3. Obsess over colors
In church, there’s an old joke that goes like this:
Most churches are failing to help reach the world for Christ or help their communities because they’re too busy forming committees to argue over the color of the carpet!
(Silly as it sounds, this kind of thing truly happens in churches.)
Similarly, so many are concerned with the colors on their website they’ve not given a single thought to the goals of their website, how to define success, what the words on the website should be, etc.
We understand brand continuity, color theory, and personal preferences. It’s not wrong to have an opinion about the color.
However, I would strongly argue that, as a business owner, you have much more important things to worry about.
There’s a chance the color you’re romantic about won’t even work with modern accessibility standards, anyway!
The point: We can chat about colors, sure. But let’s put our focus on what matters most throughout the process. Don’t obsess.

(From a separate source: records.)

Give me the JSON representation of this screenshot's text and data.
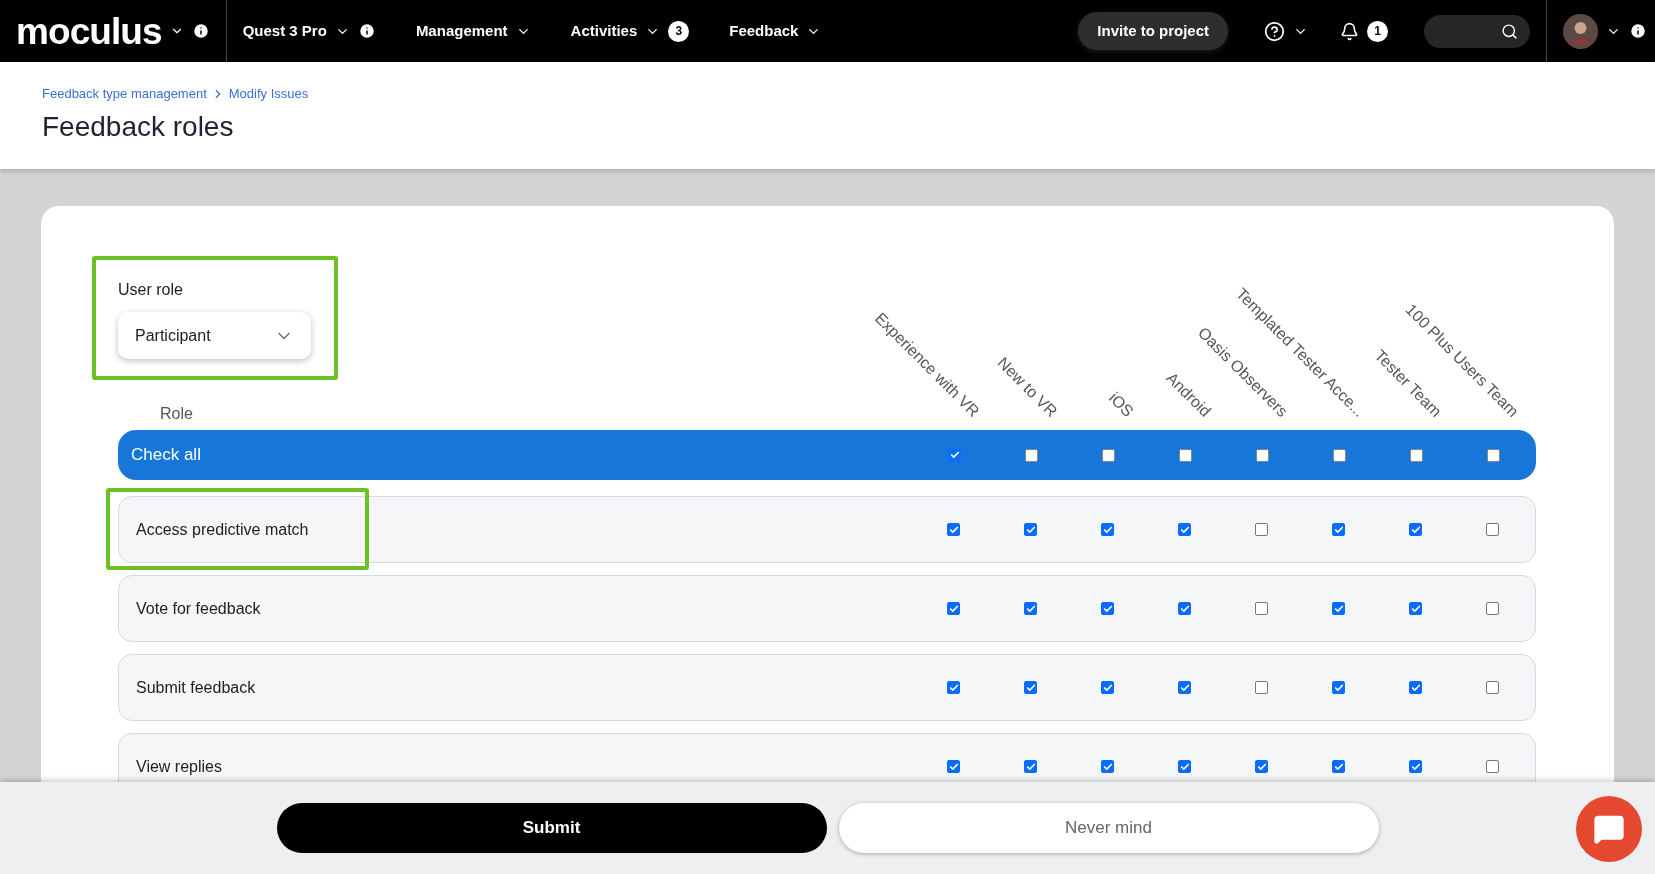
{
  "nav": {
    "logo": "moculus",
    "project": "Quest 3 Pro",
    "menus": [
      {
        "label": "Management"
      },
      {
        "label": "Activities",
        "badge": "3"
      },
      {
        "label": "Feedback"
      }
    ],
    "invite_button": "Invite to project",
    "notifications_badge": "1"
  },
  "breadcrumbs": [
    "Feedback type management",
    "Modify Issues"
  ],
  "title": "Feedback roles",
  "user_role": {
    "label": "User role",
    "value": "Participant"
  },
  "table": {
    "role_heading": "Role",
    "columns": [
      "Experience with VR",
      "New to VR",
      "iOS",
      "Android",
      "Oasis Observers",
      "Templated Tester Acce...",
      "Tester Team",
      "100 Plus Users Team"
    ],
    "check_all": {
      "label": "Check all",
      "cells": [
        {
          "checked": true
        },
        {
          "checked": false
        },
        {
          "checked": false
        },
        {
          "checked": false
        },
        {
          "checked": false
        },
        {
          "checked": false
        },
        {
          "checked": false
        },
        {
          "checked": false
        }
      ]
    },
    "rows": [
      {
        "label": "Access predictive match",
        "highlighted": true,
        "cells": [
          {
            "checked": true
          },
          {
            "checked": true
          },
          {
            "checked": true
          },
          {
            "checked": true
          },
          {
            "checked": false
          },
          {
            "checked": true
          },
          {
            "checked": true
          },
          {
            "checked": false
          }
        ]
      },
      {
        "label": "Vote for feedback",
        "highlighted": false,
        "cells": [
          {
            "checked": true
          },
          {
            "checked": true
          },
          {
            "checked": true
          },
          {
            "checked": true
          },
          {
            "checked": false
          },
          {
            "checked": true
          },
          {
            "checked": true
          },
          {
            "checked": false
          }
        ]
      },
      {
        "label": "Submit feedback",
        "highlighted": false,
        "cells": [
          {
            "checked": true
          },
          {
            "checked": true
          },
          {
            "checked": true
          },
          {
            "checked": true
          },
          {
            "checked": false
          },
          {
            "checked": true
          },
          {
            "checked": true
          },
          {
            "checked": false
          }
        ]
      },
      {
        "label": "View replies",
        "highlighted": false,
        "cells": [
          {
            "checked": true
          },
          {
            "checked": true
          },
          {
            "checked": true
          },
          {
            "checked": true
          },
          {
            "checked": true
          },
          {
            "checked": true
          },
          {
            "checked": true
          },
          {
            "checked": false
          }
        ]
      }
    ]
  },
  "footer": {
    "submit": "Submit",
    "cancel": "Never mind"
  }
}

4. Creep the scope
Scope creep is no fun for anybody.
If you’re always looking to add “one more thing” to the project, it will keep us from getting what is needed to make the project effective given the original goals.
Then, we have to bug about the finances, etc.

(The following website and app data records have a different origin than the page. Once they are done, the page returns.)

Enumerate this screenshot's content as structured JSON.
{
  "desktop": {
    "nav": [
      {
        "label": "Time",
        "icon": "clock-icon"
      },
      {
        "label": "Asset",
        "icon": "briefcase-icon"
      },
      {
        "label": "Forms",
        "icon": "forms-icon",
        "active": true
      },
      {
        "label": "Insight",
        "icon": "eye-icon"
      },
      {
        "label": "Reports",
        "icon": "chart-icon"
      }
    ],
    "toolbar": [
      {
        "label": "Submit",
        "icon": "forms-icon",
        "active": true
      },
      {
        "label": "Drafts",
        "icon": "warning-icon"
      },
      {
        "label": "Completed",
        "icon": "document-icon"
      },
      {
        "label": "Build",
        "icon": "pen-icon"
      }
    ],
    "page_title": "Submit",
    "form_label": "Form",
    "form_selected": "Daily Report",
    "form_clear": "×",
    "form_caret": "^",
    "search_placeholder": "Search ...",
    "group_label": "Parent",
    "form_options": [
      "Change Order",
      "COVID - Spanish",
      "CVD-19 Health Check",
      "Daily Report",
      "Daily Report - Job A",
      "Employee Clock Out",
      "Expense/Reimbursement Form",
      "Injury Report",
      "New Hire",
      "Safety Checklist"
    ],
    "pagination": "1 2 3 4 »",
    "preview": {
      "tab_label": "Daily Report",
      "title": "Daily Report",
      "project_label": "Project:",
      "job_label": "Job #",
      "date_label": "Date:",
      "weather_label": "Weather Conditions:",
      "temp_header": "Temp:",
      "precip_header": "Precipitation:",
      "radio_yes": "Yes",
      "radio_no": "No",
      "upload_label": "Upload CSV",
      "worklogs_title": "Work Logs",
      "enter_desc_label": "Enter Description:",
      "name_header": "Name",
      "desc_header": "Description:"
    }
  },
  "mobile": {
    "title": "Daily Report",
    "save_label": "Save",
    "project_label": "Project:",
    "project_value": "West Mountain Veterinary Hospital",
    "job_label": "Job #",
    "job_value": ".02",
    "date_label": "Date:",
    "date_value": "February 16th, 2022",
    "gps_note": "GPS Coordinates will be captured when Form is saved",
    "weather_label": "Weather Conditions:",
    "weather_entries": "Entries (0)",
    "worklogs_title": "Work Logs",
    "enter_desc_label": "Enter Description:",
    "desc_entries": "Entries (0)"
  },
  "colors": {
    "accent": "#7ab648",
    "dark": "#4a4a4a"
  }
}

Please read this post for more detail about how to avoid scope creep and how we handle it when it rears its ugly head, but for now, just know that whatever we agreed upon when a contract is signed—that’s what we plan to execute on.
Anything outside of that could add unnecessary complexity and result in mismatched expectations.
We are happy to quote your project with everything you’d like include or have in mind, and we realize that sometimes requests will come up in the middle of a project.
Again—we have a process for handling this. But the more we can know up front, the better.
5. Fail to pay
Like you, we have a business to run.
I’m sure you prefer to get paid when you do work, and as it happens, we’re quite fond of that as well. 🙂
Please, to the extent possible, pay your invoices on time. It’s the only way I can ensure our team is ready and available when needed and the only way, ultimately, we can do a good job for you.
6. Don’t spread the word
Word of mouth is the absolute biggest deal when it comes to marketing a web design business.
We rely on you telling your friends and business associates about our services. In fact, we expect this.
If you don’t do this, we have to use lots of marketing resources and spent lots of money to acquire customers.
We don’t mind doing this, of course… but as you probably know, it’s way easier (and more fun!) to do business with people who know other folks you’ve worked for and are already pre-framed on the experience.
So… if you’re pleased with what we’ve done and have colleagues who could benefit—please tell them!
We would deeply appreciate it!
7. Don’t thank them
We’re not dogs.
But much like dogs, we do like to be told when we’ve done a good job 🙂
My love language is “words of encouragement” for sure, and an encouraging word does more for us than almost anything else.
So if you’ve enjoyed your experience with us, please, tell us about it. It makes a difference, believe me.
If we’ve worked together, you could kill two birds with one stone and leave a review for us right now!
(And if you would like a way to collect reviews from others, we have an amazing Review & Reputation Management service. Reach out to us and we’ll chat about it.)
That wasn’t so bad, right?
Again, I hope you could appreciate the tone.
Our clients have historically been awesome, and I’m sure you will be no different!
Keep these 7 things in mind and we will have a great experience together. I’m excited about the possibility of working with ya!